On the attached chart, you can see the weekly timeframe for the GBP/CAD pair. What I like about this particular pair is that it mitigates any US dollar risk, because I believe that the US dollar will still be somewhat favored. Canada, and more specifically the Canadian dollar, is synonymous with petroleum. Although oil prices seem to be finding a little bit of footing, truth be told they are still somewhat depressed.
Looking at the weekly chart, you can see that there is a nice trend line that has been followed since the middle of 2013. I also have plotted 3 exponential moving averages on this chart, including the 52 week EMA, the 104 week EMA, and the 156 week EMA. With the 52 week EMA being below, the 104 week EMA being green, and the 156 week EMA being orange. This is essentially the one year, 2 year, and 3 year moving average. This is a great way to follow what the longer-term trend is in a particular currency pair, as it is quite common to see trends in the Forex market run for 2 to 4 years.

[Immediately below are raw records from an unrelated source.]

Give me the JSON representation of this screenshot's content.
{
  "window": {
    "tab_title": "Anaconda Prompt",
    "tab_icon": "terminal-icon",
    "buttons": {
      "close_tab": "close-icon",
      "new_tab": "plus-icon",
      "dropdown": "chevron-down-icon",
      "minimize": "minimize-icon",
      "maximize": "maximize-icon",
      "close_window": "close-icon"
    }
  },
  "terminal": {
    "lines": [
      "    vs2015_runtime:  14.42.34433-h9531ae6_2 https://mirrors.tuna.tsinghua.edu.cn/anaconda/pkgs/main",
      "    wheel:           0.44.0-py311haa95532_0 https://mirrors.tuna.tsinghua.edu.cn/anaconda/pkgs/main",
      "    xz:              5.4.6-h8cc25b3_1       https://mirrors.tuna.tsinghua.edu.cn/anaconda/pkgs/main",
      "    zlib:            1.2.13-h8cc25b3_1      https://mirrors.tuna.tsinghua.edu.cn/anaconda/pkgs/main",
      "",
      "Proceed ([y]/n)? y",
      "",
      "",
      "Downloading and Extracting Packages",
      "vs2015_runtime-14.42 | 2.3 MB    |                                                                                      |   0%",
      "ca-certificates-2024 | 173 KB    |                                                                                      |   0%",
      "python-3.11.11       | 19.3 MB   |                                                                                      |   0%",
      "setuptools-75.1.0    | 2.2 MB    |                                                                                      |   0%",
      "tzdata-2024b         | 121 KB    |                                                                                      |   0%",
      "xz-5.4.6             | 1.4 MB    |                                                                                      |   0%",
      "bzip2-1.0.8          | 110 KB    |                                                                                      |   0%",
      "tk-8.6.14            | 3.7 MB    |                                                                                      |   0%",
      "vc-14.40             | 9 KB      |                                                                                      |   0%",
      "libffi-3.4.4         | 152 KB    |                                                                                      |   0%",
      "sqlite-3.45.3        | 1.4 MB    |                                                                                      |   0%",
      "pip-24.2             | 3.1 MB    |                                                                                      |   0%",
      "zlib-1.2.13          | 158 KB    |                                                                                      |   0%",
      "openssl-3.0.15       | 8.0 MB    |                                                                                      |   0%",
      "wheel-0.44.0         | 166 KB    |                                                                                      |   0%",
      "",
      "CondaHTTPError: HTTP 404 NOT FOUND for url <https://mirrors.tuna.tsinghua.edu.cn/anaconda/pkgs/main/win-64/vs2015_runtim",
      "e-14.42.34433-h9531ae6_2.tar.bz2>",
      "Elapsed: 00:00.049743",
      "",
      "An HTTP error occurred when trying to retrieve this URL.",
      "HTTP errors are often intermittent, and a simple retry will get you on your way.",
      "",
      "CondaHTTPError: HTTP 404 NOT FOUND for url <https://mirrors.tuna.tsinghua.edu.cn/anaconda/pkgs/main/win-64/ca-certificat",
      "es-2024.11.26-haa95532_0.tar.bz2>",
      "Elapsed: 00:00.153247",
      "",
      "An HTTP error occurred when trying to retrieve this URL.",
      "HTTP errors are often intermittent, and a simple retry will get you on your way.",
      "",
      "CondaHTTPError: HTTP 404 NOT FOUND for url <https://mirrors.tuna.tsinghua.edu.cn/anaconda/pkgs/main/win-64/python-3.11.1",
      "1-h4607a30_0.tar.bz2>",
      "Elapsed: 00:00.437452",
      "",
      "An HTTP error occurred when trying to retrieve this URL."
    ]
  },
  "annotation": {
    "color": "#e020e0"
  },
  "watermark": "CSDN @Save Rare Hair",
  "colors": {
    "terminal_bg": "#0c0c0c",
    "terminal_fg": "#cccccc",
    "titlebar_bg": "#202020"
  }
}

As you can see, the one year moving average has been supportive over the last couple of weeks, so therefore as we fan out the moving averages and get a nice spread, something that is indicative of a strong trend, it looks as if we’re going to continue going much higher. With this, we are very bullish of the GBP/CAD pair, at least until we break down well below the trend line. We believe that this is indicative of a pair that you can hold as an investment. This isn’t some type of short-term “get rich quick” type of trade, rather one that you can collect swap on, as well as get primary capital appreciation. We believe that this pair continues to go much higher, and look at pullbacks as potential buying opportunities.